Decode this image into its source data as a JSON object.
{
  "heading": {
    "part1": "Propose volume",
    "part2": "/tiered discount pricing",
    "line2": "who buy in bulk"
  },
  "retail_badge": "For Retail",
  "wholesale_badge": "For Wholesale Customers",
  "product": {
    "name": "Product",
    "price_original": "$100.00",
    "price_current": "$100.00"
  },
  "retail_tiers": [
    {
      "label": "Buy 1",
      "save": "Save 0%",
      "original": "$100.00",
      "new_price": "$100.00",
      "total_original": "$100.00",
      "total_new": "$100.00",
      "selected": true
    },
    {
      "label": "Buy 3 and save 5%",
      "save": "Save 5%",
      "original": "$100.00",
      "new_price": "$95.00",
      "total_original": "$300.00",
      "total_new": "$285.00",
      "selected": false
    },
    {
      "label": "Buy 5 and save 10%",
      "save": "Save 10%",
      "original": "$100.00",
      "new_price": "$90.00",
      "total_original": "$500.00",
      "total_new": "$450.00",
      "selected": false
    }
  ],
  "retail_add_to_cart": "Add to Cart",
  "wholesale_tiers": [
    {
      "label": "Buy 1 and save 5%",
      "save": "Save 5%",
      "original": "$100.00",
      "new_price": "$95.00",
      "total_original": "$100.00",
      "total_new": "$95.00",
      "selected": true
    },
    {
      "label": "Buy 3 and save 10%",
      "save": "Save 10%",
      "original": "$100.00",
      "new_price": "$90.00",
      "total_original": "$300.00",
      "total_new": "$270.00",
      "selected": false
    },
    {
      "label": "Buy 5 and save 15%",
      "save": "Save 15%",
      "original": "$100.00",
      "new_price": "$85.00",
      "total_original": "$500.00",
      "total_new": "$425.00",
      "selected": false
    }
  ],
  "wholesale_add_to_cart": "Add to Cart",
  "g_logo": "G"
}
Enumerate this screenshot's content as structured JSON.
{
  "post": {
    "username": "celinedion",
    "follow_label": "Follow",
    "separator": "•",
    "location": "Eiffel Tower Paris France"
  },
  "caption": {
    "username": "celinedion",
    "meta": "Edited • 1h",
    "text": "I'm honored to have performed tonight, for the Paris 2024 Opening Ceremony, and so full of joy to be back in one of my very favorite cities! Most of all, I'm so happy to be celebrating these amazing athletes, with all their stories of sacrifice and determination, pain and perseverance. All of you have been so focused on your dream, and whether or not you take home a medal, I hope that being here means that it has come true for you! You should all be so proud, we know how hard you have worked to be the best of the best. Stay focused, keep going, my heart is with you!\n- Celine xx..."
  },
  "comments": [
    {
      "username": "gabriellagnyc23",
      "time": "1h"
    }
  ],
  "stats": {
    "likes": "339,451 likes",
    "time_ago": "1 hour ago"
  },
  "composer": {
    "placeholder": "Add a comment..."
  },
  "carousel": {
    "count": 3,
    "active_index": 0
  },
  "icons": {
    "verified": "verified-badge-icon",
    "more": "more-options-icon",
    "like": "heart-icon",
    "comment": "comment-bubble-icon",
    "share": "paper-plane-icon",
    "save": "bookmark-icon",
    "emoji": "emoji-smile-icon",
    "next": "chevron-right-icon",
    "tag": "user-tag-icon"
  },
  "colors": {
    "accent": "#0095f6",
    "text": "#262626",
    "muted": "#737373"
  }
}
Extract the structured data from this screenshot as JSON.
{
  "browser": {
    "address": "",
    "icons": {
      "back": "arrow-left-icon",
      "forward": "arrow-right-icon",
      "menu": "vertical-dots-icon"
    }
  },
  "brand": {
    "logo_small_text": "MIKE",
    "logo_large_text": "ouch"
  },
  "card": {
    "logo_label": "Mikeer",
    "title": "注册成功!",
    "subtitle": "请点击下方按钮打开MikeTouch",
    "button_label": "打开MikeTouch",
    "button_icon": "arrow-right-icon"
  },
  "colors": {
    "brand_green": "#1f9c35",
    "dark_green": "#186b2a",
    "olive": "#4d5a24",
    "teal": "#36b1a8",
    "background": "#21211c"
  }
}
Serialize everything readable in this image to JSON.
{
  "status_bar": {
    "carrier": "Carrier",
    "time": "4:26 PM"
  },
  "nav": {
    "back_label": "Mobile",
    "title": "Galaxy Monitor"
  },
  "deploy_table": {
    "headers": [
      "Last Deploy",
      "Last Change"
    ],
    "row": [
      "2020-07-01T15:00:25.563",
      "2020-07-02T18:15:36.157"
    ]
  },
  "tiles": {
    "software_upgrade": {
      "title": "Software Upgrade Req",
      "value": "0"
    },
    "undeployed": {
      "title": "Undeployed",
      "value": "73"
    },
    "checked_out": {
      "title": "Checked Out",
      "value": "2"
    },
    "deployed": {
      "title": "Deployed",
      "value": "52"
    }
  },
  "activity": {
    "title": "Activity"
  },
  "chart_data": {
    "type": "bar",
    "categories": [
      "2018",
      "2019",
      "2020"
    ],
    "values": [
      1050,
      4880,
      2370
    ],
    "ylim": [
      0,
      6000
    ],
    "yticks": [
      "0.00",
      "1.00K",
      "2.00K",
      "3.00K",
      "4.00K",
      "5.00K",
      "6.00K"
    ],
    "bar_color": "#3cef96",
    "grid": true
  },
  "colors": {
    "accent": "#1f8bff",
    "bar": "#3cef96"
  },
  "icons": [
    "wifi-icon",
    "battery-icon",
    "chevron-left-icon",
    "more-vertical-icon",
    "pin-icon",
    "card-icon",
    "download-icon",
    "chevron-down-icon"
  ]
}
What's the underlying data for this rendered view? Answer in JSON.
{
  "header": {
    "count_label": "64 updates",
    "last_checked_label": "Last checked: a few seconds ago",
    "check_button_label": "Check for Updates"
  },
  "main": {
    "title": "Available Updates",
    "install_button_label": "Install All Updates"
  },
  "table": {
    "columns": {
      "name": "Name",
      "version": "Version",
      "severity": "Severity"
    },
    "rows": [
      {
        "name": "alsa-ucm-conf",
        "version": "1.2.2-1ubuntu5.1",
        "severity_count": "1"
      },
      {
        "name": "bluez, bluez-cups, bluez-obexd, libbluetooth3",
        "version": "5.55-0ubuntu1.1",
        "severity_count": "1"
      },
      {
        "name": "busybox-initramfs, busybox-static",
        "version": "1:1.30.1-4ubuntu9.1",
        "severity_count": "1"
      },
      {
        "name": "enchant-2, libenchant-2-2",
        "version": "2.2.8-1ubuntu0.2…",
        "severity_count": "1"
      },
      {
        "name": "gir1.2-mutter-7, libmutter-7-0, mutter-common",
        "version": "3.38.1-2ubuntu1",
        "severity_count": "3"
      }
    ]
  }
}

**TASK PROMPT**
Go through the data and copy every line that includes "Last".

**COMPLETED EXERCISE**
      "Last Deploy",
      "Last Change"
    "last_checked_label": "Last checked: a few seconds ago",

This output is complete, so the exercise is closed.